### TASK DESCRIPTION
Go through the data below and return each line where the string "Command" appears.

### ENTRIES SHOWN
╭──

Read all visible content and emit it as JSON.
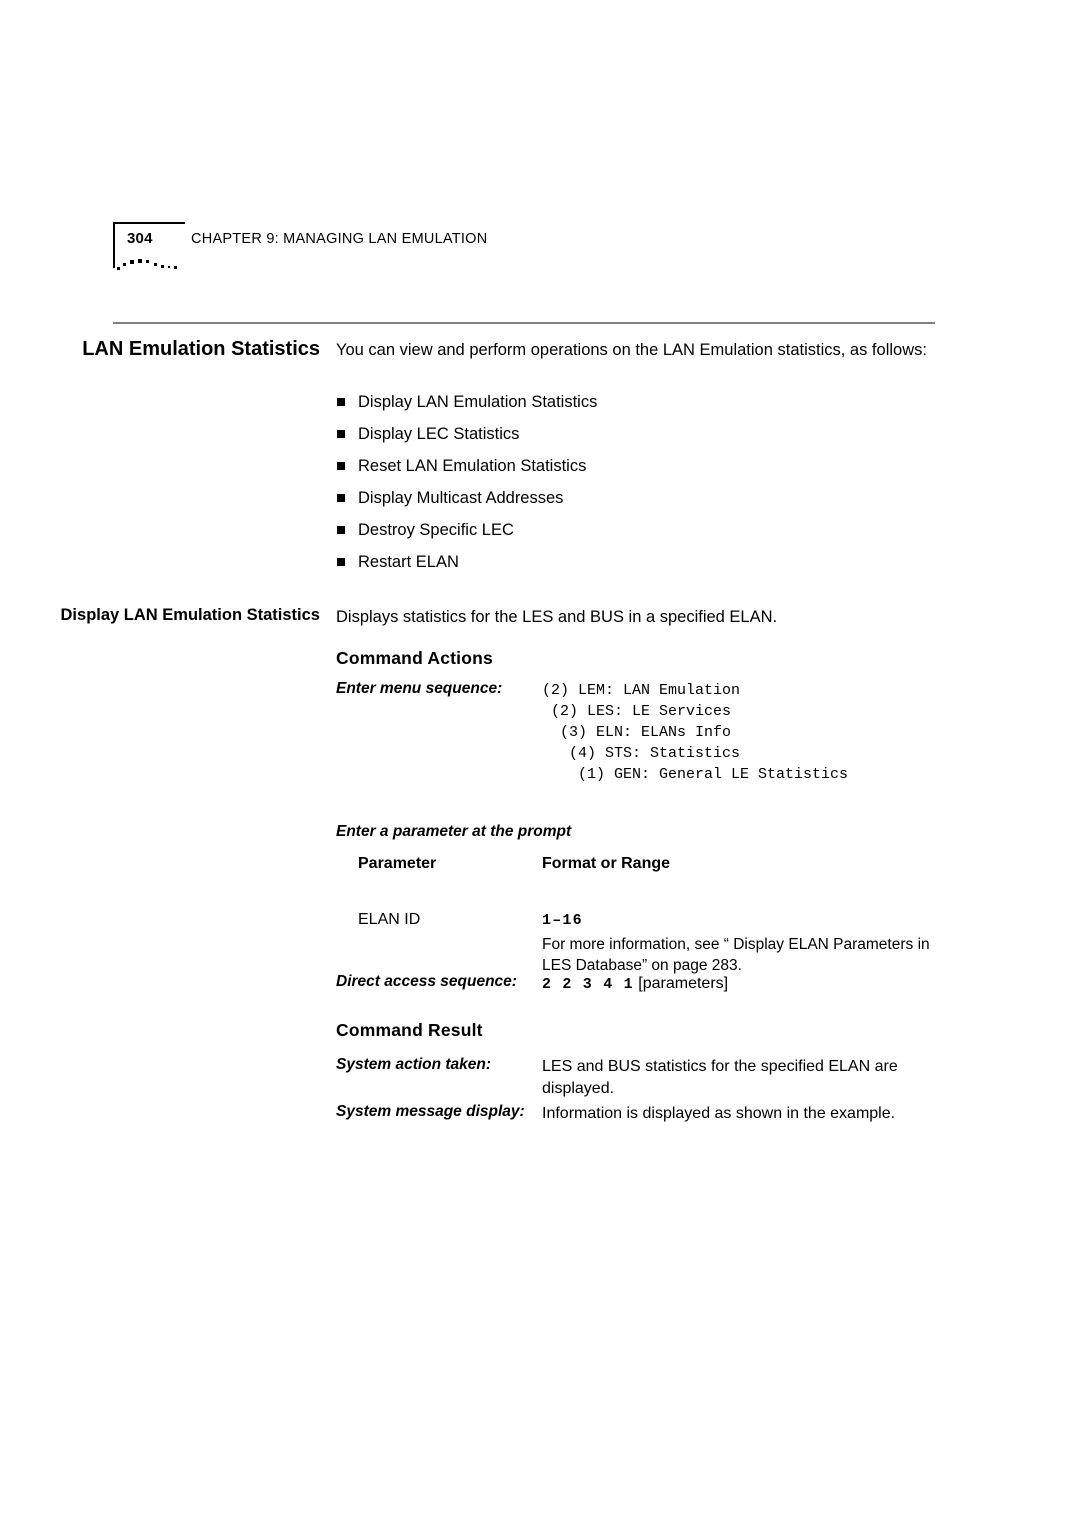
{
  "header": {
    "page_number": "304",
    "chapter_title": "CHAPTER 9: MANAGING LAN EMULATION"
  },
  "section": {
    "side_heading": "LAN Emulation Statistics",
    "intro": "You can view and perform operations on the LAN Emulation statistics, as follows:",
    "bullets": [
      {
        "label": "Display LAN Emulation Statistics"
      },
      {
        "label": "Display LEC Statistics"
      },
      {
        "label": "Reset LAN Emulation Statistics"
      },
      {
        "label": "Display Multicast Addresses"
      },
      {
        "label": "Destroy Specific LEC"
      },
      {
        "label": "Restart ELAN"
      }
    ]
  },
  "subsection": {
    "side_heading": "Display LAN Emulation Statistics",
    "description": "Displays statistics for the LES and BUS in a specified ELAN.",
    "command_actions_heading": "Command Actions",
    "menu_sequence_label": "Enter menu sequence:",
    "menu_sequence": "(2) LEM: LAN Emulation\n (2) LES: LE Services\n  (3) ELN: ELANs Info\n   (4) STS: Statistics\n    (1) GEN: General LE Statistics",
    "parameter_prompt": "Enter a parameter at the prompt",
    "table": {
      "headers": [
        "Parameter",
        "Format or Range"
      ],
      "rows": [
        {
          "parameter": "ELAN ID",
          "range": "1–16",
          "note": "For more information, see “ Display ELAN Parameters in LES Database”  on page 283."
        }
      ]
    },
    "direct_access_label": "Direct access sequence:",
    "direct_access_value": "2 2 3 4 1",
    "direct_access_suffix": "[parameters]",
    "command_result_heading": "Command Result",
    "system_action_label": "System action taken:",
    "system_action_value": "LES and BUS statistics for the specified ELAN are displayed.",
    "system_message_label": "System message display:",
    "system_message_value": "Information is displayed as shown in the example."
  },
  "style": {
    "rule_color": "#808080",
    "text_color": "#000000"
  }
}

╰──

### SOLUTION
    "command_actions_heading": "Command Actions",
    "command_result_heading": "Command Result",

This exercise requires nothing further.